William D. "Smitty" Smith provides a distinctive touch and sound on electric keyboards in the days prior to digital sampling. Perhaps befitting a session guy, this artist's nickname is frankly the dullest among the monikers acquired by performers named Willie Smith, the redundant Smitty sounding weak compared to Big Eyes, the Lion, or the obscure Long Time.
Smith plays on many hit records including tracks by Tracy Chapman, Billy Joel, and the James Gang, to pick a small and not exactly compatible mix from his lengthy discography. One of his earliest appearances was on a heartfelt cover version of the pretentious "When I Die" from Blood, Sweat & Tears, Smith singing as well as covering multiple keyboards including harpsichord with a combo hoping to strike the Motherlode. Blood, Sweat & Tears frontman David Clayton-Thomas liked what he heard enough to enlist Smith for a solo project a few years later and by 1977 he was an ad hoc member of the group itself.
The gospel atmosphere found in much of his playing appealed to producers in a variety of genres including folk-rock, the stylistic mishmash of Ry Cooder projects, and the jazzy virtuosity of the Pointer Sisters.
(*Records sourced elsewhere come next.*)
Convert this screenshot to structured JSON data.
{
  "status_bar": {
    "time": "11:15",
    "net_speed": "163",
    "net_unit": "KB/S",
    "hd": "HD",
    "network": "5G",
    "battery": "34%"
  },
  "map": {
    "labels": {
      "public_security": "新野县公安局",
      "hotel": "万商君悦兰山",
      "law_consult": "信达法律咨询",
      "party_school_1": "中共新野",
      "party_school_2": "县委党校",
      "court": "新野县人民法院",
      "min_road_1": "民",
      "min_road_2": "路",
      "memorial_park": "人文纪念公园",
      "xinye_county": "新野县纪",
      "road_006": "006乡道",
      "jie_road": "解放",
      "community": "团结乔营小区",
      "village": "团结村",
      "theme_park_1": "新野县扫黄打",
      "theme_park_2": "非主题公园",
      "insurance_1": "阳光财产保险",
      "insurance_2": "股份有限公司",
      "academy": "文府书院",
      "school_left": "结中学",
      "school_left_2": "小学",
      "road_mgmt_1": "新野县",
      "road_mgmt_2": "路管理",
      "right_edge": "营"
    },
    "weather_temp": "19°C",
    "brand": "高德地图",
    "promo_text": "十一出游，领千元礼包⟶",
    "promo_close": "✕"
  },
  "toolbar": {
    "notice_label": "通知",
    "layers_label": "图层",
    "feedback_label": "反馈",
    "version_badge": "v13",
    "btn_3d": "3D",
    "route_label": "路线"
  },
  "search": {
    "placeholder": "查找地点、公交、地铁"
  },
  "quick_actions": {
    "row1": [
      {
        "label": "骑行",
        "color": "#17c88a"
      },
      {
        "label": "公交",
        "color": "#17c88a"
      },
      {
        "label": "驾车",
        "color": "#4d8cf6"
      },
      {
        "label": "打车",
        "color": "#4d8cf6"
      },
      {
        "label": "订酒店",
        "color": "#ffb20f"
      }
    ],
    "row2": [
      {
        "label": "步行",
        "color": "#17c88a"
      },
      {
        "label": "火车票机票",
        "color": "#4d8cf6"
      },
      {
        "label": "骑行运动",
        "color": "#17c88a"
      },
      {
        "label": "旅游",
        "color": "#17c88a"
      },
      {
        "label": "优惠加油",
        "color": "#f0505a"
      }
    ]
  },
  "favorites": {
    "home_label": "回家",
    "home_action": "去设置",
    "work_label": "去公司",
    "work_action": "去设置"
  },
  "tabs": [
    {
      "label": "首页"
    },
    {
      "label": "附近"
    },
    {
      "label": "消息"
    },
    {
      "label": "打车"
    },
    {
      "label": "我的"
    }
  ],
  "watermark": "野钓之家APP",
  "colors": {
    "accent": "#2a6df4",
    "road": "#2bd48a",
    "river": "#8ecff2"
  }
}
Smitty got to make his own Smitty LP for A&M circa 1978, his one apparent effort as a solo artist featuring a great deal of wistful romantic material. ~ Eugene Chadbourne, Rovi